      It is unfortunate that with so much that needs to be addressed within the Service that the Deputy Governor has chosen this particular award, civil servants participating in every walk-run and every dress down day (for every cause) as his pet projects. The latest is a survey on staff morale. News flash. Morale is down. We can tell him that for free. A ten-year strategic plan for the Service (so it is not constantly taken for a ride/misled every 4 years by politicians who get into office) is needed. Training and true succesion planning also need to occur. A real commitment to promote from within and a cease in hiring people from the outside is required as well. The Deputy Governor has allowed some of his Chief Officers and Heads of Departments to continue hiring and renewing contracts. There is no real effort to reduce the Service by natural attrition. When contracts are up for guest workers their contracts should not be renewed and certainly another job should not be found for them. There are Caymanians within the Service who have the experience in these jobs and have earned the qualifications; however, lack of foresight and will by the Deputy Governor keeps this from happening.
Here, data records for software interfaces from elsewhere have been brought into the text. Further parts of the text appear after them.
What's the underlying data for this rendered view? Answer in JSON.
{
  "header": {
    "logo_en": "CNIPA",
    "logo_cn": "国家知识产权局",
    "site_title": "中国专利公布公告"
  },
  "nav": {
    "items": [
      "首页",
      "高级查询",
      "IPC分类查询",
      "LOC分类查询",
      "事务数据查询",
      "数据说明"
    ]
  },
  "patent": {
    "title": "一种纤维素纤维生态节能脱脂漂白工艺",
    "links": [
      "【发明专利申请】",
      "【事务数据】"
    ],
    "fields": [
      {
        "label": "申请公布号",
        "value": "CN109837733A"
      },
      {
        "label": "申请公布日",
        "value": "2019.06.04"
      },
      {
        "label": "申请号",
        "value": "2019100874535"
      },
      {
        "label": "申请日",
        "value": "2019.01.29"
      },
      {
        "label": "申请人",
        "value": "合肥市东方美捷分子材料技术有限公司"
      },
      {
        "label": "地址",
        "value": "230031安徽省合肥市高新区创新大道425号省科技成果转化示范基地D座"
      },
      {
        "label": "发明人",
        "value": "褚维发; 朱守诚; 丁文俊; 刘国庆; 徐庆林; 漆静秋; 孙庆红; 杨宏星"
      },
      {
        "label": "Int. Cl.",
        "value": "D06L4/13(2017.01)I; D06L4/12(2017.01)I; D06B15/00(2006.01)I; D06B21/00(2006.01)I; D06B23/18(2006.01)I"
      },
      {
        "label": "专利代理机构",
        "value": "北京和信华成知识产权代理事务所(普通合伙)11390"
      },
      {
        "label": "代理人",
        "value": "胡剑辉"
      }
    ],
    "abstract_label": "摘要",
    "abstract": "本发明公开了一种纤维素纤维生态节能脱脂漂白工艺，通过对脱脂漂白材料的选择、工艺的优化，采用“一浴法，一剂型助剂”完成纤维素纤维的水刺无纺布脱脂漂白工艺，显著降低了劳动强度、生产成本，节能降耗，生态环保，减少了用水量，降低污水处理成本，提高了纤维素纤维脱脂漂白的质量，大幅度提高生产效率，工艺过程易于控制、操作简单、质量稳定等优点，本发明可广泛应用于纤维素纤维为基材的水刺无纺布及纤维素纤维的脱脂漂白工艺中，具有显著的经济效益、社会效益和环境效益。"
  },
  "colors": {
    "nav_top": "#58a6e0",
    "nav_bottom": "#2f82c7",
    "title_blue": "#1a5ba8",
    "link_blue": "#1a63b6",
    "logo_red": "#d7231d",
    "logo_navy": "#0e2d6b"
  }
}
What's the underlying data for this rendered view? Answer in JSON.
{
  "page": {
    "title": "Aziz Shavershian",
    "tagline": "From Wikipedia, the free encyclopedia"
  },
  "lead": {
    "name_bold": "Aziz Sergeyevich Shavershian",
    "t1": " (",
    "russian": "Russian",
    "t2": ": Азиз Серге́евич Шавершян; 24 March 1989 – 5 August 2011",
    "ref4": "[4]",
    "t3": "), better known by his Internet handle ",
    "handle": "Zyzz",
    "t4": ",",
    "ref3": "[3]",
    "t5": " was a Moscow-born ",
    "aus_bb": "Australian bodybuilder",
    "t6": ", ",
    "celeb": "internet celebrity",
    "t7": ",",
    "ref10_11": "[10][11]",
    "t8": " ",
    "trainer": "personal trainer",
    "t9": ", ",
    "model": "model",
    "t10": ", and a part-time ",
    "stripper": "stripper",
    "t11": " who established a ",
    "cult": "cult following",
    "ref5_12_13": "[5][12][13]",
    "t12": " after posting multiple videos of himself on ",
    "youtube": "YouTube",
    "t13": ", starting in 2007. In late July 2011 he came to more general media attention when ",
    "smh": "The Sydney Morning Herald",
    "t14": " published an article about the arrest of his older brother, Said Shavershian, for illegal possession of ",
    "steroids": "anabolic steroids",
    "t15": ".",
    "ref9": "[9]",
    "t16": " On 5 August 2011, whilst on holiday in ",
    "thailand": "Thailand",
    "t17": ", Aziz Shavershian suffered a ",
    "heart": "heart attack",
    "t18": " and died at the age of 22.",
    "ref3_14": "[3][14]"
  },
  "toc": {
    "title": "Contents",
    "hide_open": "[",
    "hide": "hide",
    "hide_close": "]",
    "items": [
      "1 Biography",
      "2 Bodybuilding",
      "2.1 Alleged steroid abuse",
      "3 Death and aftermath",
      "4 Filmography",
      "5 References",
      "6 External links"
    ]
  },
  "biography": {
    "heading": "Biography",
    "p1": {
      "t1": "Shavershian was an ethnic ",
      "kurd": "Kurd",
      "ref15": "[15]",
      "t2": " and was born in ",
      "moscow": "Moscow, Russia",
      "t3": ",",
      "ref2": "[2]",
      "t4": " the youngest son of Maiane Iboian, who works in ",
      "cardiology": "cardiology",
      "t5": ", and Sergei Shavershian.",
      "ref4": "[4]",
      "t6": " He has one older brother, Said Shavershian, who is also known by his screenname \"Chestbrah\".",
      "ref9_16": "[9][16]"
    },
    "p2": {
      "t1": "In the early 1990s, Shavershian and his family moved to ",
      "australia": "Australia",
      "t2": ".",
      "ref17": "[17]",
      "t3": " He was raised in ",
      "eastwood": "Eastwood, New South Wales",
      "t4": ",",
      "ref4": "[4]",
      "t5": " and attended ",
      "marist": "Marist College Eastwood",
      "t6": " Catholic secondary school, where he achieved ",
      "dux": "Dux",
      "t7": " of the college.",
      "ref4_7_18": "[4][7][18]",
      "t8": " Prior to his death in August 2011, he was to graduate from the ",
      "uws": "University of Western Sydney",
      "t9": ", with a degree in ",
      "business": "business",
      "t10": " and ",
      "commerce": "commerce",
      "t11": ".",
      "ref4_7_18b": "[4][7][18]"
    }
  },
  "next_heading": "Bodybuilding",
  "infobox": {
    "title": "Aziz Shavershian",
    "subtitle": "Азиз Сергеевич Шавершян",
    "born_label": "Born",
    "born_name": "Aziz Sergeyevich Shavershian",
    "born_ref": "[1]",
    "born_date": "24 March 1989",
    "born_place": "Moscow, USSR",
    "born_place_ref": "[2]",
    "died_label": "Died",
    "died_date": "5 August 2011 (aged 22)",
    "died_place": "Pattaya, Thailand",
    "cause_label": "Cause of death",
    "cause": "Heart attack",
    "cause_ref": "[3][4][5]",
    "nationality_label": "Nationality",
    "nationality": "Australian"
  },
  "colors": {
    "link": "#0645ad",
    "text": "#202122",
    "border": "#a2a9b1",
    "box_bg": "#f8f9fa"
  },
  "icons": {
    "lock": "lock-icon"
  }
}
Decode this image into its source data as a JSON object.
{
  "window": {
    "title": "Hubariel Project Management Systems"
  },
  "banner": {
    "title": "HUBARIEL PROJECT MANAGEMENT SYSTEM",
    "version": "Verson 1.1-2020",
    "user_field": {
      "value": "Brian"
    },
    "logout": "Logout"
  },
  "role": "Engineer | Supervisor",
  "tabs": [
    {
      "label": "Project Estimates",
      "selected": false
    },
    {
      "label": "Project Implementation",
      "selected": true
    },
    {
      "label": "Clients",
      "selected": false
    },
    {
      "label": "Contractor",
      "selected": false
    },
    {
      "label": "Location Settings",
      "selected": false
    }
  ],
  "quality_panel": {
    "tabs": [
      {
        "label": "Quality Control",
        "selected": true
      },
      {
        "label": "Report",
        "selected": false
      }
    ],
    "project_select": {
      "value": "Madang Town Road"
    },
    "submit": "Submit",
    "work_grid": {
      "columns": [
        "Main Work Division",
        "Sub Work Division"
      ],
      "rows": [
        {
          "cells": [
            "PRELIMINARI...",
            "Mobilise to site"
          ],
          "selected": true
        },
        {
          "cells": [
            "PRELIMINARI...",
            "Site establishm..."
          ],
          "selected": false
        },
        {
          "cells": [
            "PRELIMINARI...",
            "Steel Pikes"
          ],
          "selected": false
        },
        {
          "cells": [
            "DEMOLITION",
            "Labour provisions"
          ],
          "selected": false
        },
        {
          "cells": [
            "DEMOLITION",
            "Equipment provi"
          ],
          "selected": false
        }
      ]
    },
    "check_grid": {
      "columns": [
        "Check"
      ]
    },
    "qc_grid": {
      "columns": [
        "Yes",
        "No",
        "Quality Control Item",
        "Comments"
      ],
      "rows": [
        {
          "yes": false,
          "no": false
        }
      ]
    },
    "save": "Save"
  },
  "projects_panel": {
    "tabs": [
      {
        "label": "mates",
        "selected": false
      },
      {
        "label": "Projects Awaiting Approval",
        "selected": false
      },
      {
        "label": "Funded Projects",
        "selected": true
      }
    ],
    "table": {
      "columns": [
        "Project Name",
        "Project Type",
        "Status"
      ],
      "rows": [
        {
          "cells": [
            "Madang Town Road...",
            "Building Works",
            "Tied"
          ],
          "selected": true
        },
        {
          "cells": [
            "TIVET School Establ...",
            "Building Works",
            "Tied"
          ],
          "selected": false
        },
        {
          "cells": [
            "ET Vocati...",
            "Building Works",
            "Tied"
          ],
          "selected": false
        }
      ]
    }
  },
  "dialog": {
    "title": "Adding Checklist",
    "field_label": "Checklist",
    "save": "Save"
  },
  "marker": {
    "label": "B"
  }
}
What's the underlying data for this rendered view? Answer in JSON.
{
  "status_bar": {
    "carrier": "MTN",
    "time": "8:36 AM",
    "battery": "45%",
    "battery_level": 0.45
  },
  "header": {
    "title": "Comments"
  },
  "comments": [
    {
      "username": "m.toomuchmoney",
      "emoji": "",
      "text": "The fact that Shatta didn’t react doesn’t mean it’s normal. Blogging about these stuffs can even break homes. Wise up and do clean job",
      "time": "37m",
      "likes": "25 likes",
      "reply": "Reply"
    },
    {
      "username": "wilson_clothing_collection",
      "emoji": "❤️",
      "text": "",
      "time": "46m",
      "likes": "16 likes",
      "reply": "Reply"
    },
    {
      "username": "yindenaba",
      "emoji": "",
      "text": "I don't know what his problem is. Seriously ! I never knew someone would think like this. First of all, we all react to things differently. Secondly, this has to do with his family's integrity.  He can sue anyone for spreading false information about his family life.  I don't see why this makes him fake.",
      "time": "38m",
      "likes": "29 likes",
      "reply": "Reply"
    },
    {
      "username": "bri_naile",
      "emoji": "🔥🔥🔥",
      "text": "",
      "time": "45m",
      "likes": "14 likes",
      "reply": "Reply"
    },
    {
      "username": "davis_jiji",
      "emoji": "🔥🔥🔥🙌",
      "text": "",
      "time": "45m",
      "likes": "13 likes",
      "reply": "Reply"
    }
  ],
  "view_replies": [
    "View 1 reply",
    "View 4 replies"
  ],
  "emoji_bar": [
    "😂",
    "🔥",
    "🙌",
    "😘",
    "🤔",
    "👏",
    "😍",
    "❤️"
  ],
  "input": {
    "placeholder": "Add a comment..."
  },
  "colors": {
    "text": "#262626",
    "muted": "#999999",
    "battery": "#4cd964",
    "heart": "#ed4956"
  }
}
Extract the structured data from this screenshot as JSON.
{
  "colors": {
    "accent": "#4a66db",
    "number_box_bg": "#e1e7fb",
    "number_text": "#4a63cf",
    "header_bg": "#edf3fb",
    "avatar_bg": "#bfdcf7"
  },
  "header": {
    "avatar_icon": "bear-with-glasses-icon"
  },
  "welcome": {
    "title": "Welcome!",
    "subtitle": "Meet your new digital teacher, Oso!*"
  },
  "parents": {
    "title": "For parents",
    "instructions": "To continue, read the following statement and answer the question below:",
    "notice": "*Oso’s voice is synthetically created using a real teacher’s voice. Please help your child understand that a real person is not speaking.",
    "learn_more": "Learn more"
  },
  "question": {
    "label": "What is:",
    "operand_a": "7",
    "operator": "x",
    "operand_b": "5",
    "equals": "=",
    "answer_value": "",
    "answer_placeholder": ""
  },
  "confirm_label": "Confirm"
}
Lip-service is paid to succession planning but nothing is ever done. It's an idea that is kicked around every four year period – much like the minimum wage 'chatta'. I am embarrassed for him, Caymanians and new Caymanians in the Service who see him do this lack luster performance every month. There are other true 'quick wins' within the Service but this is not one of them. There ARE professionals within the Service who are waiting for real leadership from the Deputy Governor. There are social issues within our island communities that need to be truly addressed that would mean true wins for everyone. This is not one of them.                

  27. Anonymous says:

    What a f****** mess! No wonder we can't win any cases. 

    • Anonymous says:

      Didn't you know our best officers are those people.  What a fxxxxxg mess.  Baines head must be soft and his brains rock, if he can't understand the window is broke in his showcase.  Replace it, and stop rewarding incompetence.  Get a bigger picture next time, as imcompetence grows.

  28. Gran Heffe says:

    And you all wonder why the DPP wont be replaced! This is absolute nonsense and goes to show that incompetence saturates the Government at all levels. There is no accountability on any level and to people of intellect this is a slap in the face. Public Funds wasted, cases lost, lawsuits, damning reviews by the courts and low and behold those involved get rewarded.

    I say – If the PPM Does not replace the DDP and her entire office VOTE THEM OUT! As this will only continue to contribute to a waste of precious public monies! the RCIPS Needs a total review by the Govenor as it has become a retreat for third world police with third world policing skills. I almost forgot – REDUCE THEIR BUDGET AND FORCE THEM TO TRIM THE WASTERS.

    • Anonymous says:

      Those third world helpers and common labourers/police officers are the best officers, and their back grounds are checked out.  So why  are we fussing? Get the answer from the Commish.

    • Anonymous says: